What is expected -
The answer must be every line from the entries below that includes "gasket".
**********
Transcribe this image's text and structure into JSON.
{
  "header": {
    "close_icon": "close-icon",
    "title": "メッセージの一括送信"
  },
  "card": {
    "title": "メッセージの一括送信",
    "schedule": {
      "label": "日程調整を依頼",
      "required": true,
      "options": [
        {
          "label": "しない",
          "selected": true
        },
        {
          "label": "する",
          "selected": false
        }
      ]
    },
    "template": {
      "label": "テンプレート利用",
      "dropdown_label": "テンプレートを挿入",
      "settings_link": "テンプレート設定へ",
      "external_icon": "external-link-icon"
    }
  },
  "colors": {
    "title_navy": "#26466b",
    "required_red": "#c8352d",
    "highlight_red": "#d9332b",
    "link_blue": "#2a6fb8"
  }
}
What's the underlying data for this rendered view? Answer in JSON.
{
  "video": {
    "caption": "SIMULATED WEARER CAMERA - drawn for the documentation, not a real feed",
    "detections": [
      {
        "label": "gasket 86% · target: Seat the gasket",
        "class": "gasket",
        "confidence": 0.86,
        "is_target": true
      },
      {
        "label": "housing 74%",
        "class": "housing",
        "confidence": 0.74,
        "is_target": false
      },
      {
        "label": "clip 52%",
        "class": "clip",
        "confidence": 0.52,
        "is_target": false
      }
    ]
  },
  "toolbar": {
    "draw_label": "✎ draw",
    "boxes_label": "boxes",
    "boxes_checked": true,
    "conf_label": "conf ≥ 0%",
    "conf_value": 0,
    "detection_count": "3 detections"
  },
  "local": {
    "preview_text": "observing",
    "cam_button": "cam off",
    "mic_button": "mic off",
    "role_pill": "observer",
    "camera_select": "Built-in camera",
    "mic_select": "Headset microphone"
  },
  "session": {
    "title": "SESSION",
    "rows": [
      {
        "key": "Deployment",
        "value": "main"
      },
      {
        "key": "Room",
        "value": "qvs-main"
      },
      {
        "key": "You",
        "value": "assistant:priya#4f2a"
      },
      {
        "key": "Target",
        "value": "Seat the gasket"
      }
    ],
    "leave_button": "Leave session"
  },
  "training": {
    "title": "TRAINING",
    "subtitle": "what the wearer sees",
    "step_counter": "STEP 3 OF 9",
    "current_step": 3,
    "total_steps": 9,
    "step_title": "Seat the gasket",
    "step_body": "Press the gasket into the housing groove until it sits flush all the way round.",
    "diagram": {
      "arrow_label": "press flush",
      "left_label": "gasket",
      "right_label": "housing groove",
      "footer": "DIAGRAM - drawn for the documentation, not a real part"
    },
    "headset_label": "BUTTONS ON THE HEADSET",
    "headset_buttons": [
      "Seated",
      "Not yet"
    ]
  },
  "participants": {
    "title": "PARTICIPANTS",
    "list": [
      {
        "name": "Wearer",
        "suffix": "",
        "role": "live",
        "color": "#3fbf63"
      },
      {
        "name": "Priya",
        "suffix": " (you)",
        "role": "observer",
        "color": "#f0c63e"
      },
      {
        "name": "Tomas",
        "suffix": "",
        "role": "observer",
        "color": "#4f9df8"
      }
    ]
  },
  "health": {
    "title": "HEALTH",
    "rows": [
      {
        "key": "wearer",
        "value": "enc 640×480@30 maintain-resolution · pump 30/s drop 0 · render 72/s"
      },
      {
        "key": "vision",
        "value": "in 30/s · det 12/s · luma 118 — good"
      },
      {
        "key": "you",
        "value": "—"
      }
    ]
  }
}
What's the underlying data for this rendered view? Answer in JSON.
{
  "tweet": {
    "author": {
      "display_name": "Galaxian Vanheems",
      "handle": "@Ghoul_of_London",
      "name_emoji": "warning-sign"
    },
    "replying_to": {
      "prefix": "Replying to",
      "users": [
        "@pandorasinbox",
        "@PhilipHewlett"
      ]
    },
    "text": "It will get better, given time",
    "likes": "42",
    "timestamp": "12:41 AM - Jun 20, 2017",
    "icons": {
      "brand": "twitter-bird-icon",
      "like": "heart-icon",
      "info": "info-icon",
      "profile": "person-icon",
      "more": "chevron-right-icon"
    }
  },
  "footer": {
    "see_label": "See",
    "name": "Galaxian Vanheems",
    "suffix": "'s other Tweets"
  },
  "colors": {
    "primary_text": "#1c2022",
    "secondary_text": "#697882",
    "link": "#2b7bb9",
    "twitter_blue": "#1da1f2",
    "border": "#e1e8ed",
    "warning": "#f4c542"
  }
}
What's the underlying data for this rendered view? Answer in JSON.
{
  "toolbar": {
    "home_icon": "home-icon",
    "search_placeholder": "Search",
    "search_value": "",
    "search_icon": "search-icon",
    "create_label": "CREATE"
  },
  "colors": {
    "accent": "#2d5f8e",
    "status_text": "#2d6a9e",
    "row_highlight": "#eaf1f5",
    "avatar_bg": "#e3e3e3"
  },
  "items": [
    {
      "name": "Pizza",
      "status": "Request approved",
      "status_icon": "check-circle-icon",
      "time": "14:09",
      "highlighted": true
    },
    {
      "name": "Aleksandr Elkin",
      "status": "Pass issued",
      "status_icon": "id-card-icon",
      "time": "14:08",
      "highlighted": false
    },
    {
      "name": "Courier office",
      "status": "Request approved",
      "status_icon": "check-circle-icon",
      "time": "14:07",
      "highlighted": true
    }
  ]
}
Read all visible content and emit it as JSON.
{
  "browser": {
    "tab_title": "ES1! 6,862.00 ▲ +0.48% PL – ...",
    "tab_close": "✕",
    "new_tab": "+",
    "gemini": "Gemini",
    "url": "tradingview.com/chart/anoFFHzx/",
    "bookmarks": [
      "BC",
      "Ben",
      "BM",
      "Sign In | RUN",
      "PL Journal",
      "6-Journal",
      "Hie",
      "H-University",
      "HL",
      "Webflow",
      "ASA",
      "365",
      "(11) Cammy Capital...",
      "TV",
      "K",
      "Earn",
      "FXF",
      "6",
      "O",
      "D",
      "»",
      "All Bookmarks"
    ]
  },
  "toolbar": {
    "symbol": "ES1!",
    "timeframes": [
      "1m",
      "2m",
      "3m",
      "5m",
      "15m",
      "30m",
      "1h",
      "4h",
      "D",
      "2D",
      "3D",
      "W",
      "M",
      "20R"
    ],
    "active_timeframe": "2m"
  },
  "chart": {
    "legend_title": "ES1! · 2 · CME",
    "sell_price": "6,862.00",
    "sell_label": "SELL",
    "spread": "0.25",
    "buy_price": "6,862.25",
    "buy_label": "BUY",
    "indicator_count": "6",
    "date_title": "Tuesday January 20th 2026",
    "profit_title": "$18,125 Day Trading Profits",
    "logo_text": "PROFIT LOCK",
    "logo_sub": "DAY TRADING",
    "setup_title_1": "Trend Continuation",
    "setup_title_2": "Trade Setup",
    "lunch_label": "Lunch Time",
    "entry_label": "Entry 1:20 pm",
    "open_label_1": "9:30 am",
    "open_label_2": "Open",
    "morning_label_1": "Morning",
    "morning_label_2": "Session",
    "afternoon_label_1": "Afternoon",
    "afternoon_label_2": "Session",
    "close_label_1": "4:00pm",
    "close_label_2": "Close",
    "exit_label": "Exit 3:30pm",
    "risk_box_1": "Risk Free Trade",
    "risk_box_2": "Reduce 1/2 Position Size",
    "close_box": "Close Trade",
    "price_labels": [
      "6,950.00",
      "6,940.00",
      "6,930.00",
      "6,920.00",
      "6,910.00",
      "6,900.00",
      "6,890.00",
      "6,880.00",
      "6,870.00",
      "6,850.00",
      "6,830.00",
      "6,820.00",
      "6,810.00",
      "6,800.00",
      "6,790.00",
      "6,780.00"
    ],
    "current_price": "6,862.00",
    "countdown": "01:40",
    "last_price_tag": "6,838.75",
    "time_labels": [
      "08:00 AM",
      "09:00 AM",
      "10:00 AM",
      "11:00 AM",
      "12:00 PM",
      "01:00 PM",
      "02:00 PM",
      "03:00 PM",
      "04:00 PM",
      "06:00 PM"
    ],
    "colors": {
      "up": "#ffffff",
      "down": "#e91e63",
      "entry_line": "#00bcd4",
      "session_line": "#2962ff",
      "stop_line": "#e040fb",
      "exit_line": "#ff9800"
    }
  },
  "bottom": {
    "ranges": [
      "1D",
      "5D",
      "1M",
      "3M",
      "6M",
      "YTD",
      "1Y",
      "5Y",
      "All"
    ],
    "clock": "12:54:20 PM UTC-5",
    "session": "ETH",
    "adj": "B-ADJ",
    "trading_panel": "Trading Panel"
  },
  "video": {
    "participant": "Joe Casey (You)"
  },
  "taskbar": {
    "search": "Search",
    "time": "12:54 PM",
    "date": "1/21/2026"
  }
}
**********
Answer to this problem -
        "label": "gasket 86% · target: Seat the gasket",
        "class": "gasket",
        "value": "Seat the gasket"
    "step_title": "Seat the gasket",
    "step_body": "Press the gasket into the housing groove until it sits flush all the way round.",
      "left_label": "gasket",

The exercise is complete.